**YOUR ASSIGNMENT**
Copy the lines below exactly. No picture goes into the copy.
╔══
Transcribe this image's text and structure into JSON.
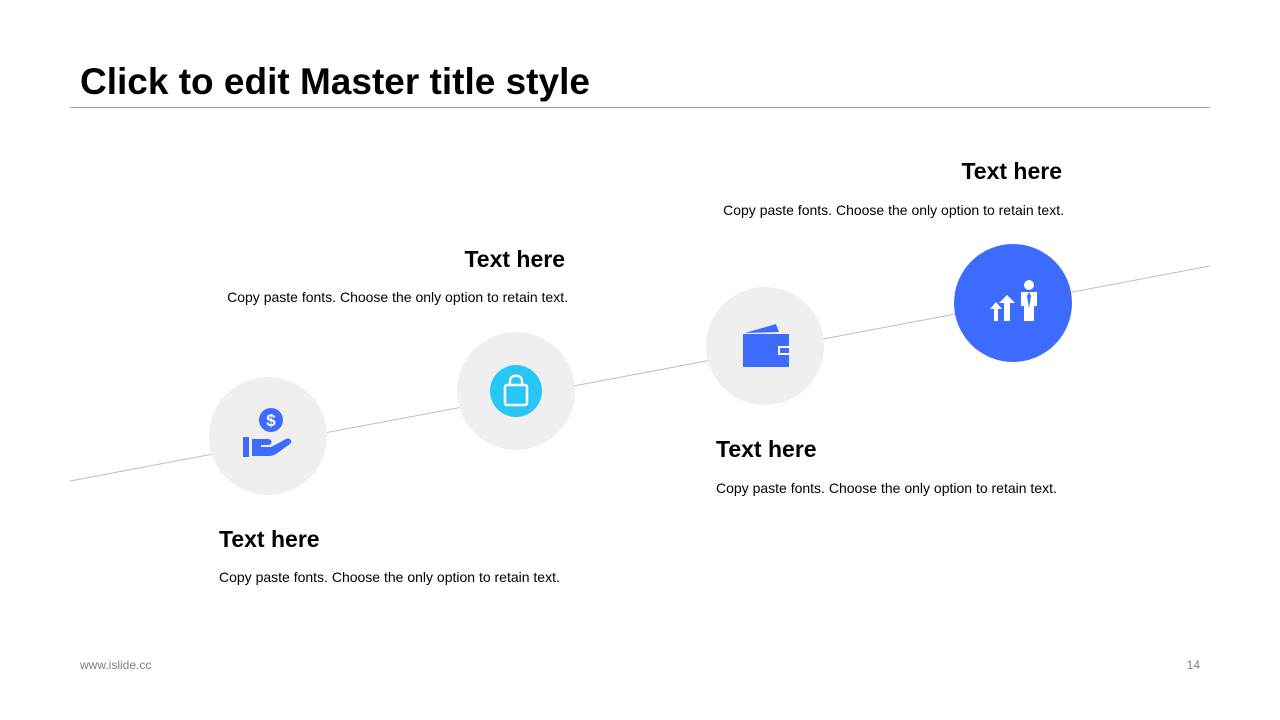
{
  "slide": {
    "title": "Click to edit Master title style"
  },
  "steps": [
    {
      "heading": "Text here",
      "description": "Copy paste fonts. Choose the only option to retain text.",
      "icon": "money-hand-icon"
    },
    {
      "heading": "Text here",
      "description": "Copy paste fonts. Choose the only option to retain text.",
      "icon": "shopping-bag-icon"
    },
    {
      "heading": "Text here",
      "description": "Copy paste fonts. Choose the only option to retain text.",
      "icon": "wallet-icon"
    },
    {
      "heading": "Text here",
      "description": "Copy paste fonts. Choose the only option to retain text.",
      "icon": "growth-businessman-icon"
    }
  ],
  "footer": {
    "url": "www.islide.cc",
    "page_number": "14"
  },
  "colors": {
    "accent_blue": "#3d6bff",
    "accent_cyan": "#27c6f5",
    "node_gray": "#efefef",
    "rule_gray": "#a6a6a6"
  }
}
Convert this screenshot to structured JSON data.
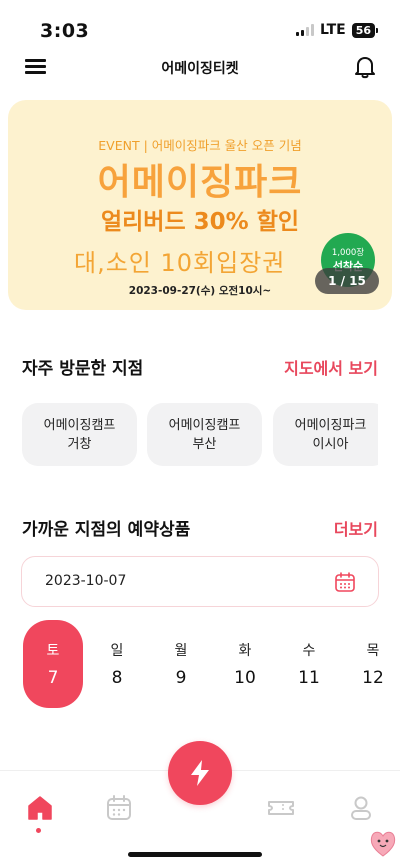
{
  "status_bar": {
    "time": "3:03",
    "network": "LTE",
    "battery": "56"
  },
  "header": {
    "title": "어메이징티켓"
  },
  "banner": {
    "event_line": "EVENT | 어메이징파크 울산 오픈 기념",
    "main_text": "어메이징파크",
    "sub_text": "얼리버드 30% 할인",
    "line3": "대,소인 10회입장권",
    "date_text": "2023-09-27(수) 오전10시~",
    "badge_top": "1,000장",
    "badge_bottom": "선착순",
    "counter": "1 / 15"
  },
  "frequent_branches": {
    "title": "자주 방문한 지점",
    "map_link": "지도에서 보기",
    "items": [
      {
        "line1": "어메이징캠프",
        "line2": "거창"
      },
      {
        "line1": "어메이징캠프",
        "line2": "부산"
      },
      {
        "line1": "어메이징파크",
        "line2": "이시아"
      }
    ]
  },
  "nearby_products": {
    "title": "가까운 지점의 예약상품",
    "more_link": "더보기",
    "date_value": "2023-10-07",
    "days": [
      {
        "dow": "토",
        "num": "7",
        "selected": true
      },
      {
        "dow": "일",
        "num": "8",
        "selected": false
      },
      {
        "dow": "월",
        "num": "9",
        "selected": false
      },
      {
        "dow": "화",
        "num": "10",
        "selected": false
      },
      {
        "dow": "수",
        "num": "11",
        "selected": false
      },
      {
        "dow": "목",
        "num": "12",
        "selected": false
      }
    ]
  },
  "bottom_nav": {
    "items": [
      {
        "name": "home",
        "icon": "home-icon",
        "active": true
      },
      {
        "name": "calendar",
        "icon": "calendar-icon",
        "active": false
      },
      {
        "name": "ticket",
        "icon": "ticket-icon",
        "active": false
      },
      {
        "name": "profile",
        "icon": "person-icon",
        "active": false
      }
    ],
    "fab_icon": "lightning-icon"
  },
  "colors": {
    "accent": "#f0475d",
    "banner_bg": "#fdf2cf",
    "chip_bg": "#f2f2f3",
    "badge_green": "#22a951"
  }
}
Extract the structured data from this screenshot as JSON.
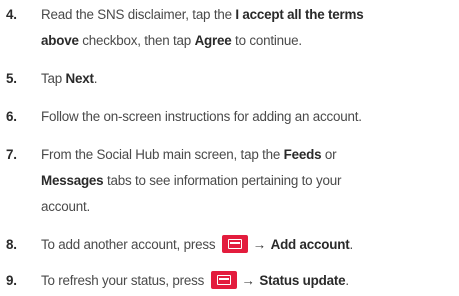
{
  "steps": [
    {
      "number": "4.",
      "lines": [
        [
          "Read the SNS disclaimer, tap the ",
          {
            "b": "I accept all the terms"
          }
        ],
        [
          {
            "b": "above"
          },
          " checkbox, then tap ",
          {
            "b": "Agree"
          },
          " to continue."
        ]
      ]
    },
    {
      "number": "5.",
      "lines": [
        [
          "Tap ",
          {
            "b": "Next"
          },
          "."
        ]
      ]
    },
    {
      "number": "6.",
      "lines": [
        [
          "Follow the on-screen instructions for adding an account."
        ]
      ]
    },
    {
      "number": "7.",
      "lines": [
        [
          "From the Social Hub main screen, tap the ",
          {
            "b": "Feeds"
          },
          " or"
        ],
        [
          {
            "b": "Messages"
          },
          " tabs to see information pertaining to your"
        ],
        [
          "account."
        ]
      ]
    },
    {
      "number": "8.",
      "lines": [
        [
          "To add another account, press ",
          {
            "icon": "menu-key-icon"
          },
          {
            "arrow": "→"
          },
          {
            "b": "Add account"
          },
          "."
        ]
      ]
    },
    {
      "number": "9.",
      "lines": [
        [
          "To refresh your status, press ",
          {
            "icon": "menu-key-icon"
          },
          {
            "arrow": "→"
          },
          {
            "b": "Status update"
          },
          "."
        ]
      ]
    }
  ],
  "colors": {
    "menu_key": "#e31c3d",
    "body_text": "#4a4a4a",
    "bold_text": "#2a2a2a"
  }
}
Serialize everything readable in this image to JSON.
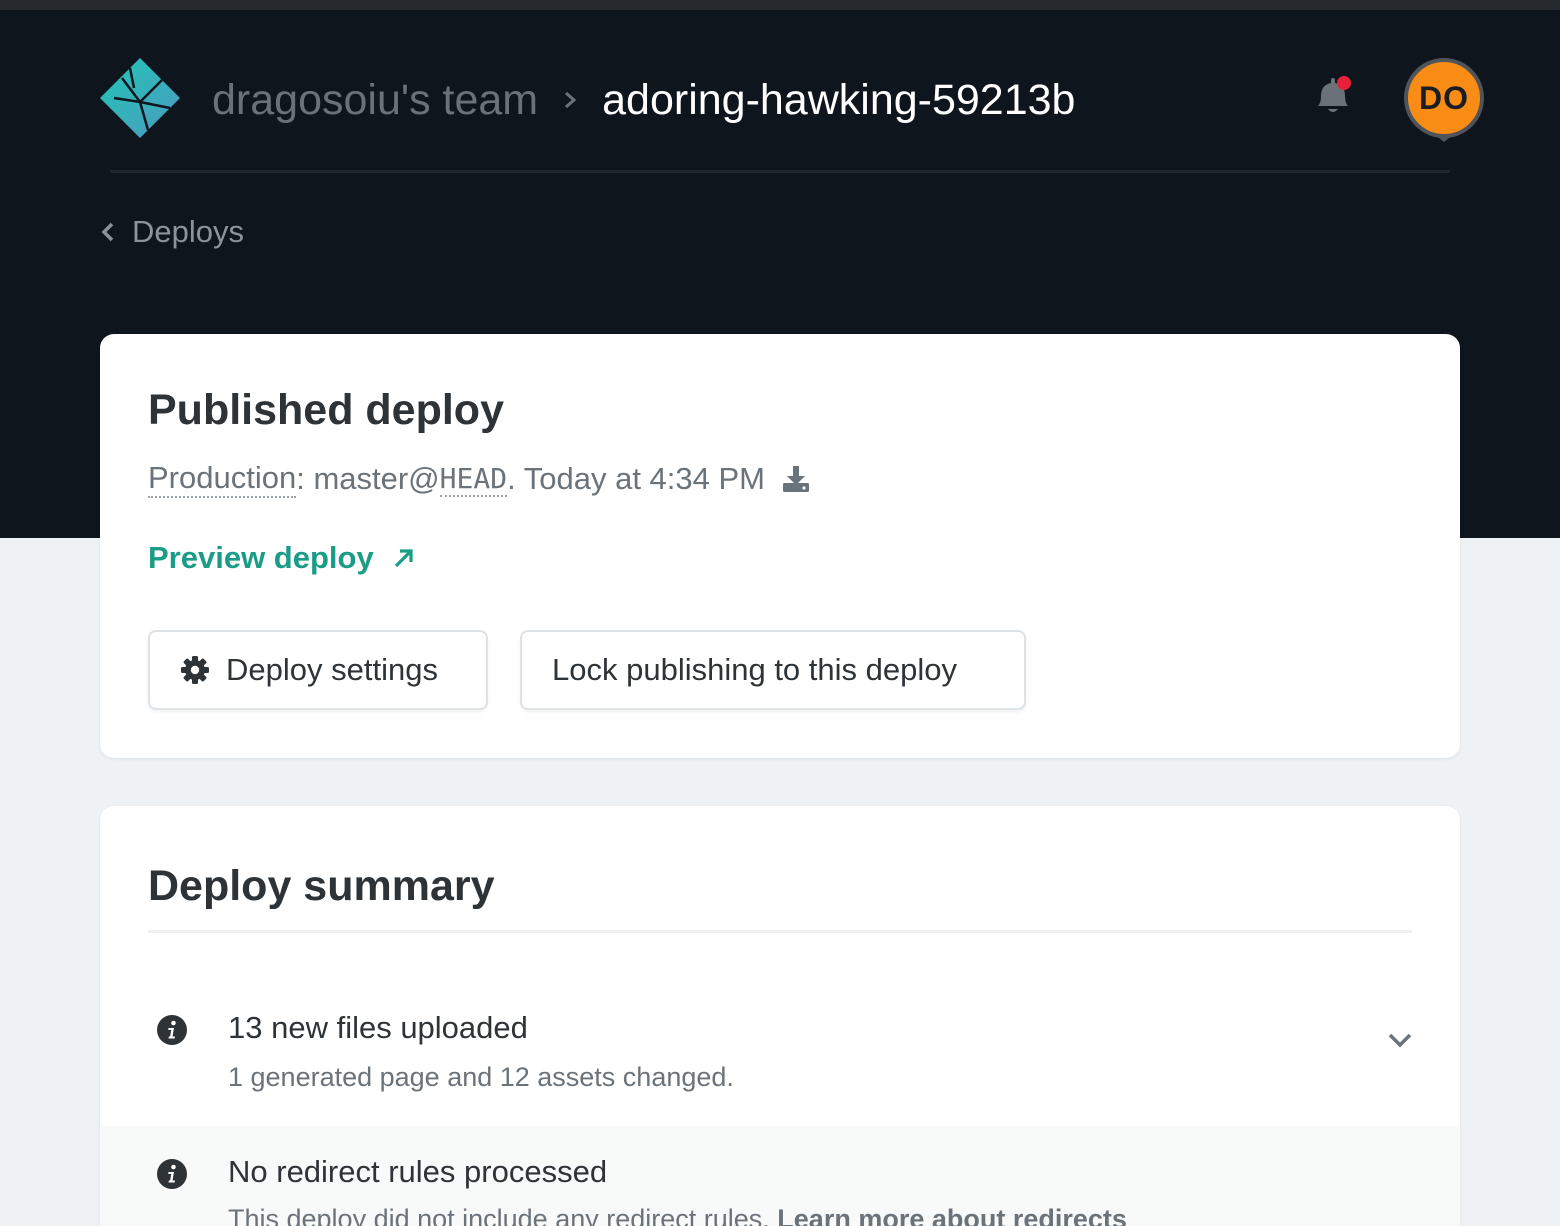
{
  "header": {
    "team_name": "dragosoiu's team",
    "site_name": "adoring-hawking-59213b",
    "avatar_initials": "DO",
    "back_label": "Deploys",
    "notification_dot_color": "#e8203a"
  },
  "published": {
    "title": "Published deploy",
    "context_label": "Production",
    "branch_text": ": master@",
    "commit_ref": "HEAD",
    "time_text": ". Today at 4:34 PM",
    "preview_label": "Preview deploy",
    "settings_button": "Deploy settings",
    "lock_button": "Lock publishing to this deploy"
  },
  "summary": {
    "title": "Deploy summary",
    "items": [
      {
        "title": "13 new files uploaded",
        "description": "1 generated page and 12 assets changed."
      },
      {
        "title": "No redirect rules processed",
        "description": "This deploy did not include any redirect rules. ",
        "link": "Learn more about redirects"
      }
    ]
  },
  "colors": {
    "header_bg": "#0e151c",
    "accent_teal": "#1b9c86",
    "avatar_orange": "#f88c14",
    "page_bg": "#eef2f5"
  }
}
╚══
**ANSWER BOX**
Transcribe this image's text and structure into JSON.
{
  "slide": {
    "title": "Click to edit Master title style"
  },
  "steps": [
    {
      "heading": "Text here",
      "description": "Copy paste fonts. Choose the only option to retain text.",
      "icon": "money-hand-icon"
    },
    {
      "heading": "Text here",
      "description": "Copy paste fonts. Choose the only option to retain text.",
      "icon": "shopping-bag-icon"
    },
    {
      "heading": "Text here",
      "description": "Copy paste fonts. Choose the only option to retain text.",
      "icon": "wallet-icon"
    },
    {
      "heading": "Text here",
      "description": "Copy paste fonts. Choose the only option to retain text.",
      "icon": "growth-businessman-icon"
    }
  ],
  "footer": {
    "url": "www.islide.cc",
    "page_number": "14"
  },
  "colors": {
    "accent_blue": "#3d6bff",
    "accent_cyan": "#27c6f5",
    "node_gray": "#efefef",
    "rule_gray": "#a6a6a6"
  }
}
Convert this screenshot to structured JSON data.
{
  "status_bar": {
    "time": "3:03",
    "network": "LTE",
    "battery": "56"
  },
  "header": {
    "title": "어메이징티켓"
  },
  "banner": {
    "event_line": "EVENT | 어메이징파크 울산 오픈 기념",
    "main_text": "어메이징파크",
    "sub_text": "얼리버드 30% 할인",
    "line3": "대,소인 10회입장권",
    "date_text": "2023-09-27(수) 오전10시~",
    "badge_top": "1,000장",
    "badge_bottom": "선착순",
    "counter": "1 / 15"
  },
  "frequent_branches": {
    "title": "자주 방문한 지점",
    "map_link": "지도에서 보기",
    "items": [
      {
        "line1": "어메이징캠프",
        "line2": "거창"
      },
      {
        "line1": "어메이징캠프",
        "line2": "부산"
      },
      {
        "line1": "어메이징파크",
        "line2": "이시아"
      }
    ]
  },
  "nearby_products": {
    "title": "가까운 지점의 예약상품",
    "more_link": "더보기",
    "date_value": "2023-10-07",
    "days": [
      {
        "dow": "토",
        "num": "7",
        "selected": true
      },
      {
        "dow": "일",
        "num": "8",
        "selected": false
      },
      {
        "dow": "월",
        "num": "9",
        "selected": false
      },
      {
        "dow": "화",
        "num": "10",
        "selected": false
      },
      {
        "dow": "수",
        "num": "11",
        "selected": false
      },
      {
        "dow": "목",
        "num": "12",
        "selected": false
      }
    ]
  },
  "bottom_nav": {
    "items": [
      {
        "name": "home",
        "icon": "home-icon",
        "active": true
      },
      {
        "name": "calendar",
        "icon": "calendar-icon",
        "active": false
      },
      {
        "name": "ticket",
        "icon": "ticket-icon",
        "active": false
      },
      {
        "name": "profile",
        "icon": "person-icon",
        "active": false
      }
    ],
    "fab_icon": "lightning-icon"
  },
  "colors": {
    "accent": "#f0475d",
    "banner_bg": "#fdf2cf",
    "chip_bg": "#f2f2f3",
    "badge_green": "#22a951"
  }
}
Extract the structured data from this screenshot as JSON.
{
  "steps": [
    {
      "number": "4.",
      "lines": [
        [
          "Read the SNS disclaimer, tap the ",
          {
            "b": "I accept all the terms"
          }
        ],
        [
          {
            "b": "above"
          },
          " checkbox, then tap ",
          {
            "b": "Agree"
          },
          " to continue."
        ]
      ]
    },
    {
      "number": "5.",
      "lines": [
        [
          "Tap ",
          {
            "b": "Next"
          },
          "."
        ]
      ]
    },
    {
      "number": "6.",
      "lines": [
        [
          "Follow the on-screen instructions for adding an account."
        ]
      ]
    },
    {
      "number": "7.",
      "lines": [
        [
          "From the Social Hub main screen, tap the ",
          {
            "b": "Feeds"
          },
          " or"
        ],
        [
          {
            "b": "Messages"
          },
          " tabs to see information pertaining to your"
        ],
        [
          "account."
        ]
      ]
    },
    {
      "number": "8.",
      "lines": [
        [
          "To add another account, press ",
          {
            "icon": "menu-key-icon"
          },
          {
            "arrow": "→"
          },
          {
            "b": "Add account"
          },
          "."
        ]
      ]
    },
    {
      "number": "9.",
      "lines": [
        [
          "To refresh your status, press ",
          {
            "icon": "menu-key-icon"
          },
          {
            "arrow": "→"
          },
          {
            "b": "Status update"
          },
          "."
        ]
      ]
    }
  ],
  "colors": {
    "menu_key": "#e31c3d",
    "body_text": "#4a4a4a",
    "bold_text": "#2a2a2a"
  }
}
Serialize everything readable in this image to JSON.
{
  "header": {
    "team_name": "dragosoiu's team",
    "site_name": "adoring-hawking-59213b",
    "avatar_initials": "DO",
    "back_label": "Deploys",
    "notification_dot_color": "#e8203a"
  },
  "published": {
    "title": "Published deploy",
    "context_label": "Production",
    "branch_text": ": master@",
    "commit_ref": "HEAD",
    "time_text": ". Today at 4:34 PM",
    "preview_label": "Preview deploy",
    "settings_button": "Deploy settings",
    "lock_button": "Lock publishing to this deploy"
  },
  "summary": {
    "title": "Deploy summary",
    "items": [
      {
        "title": "13 new files uploaded",
        "description": "1 generated page and 12 assets changed."
      },
      {
        "title": "No redirect rules processed",
        "description": "This deploy did not include any redirect rules. ",
        "link": "Learn more about redirects"
      }
    ]
  },
  "colors": {
    "header_bg": "#0e151c",
    "accent_teal": "#1b9c86",
    "avatar_orange": "#f88c14",
    "page_bg": "#eef2f5"
  }
}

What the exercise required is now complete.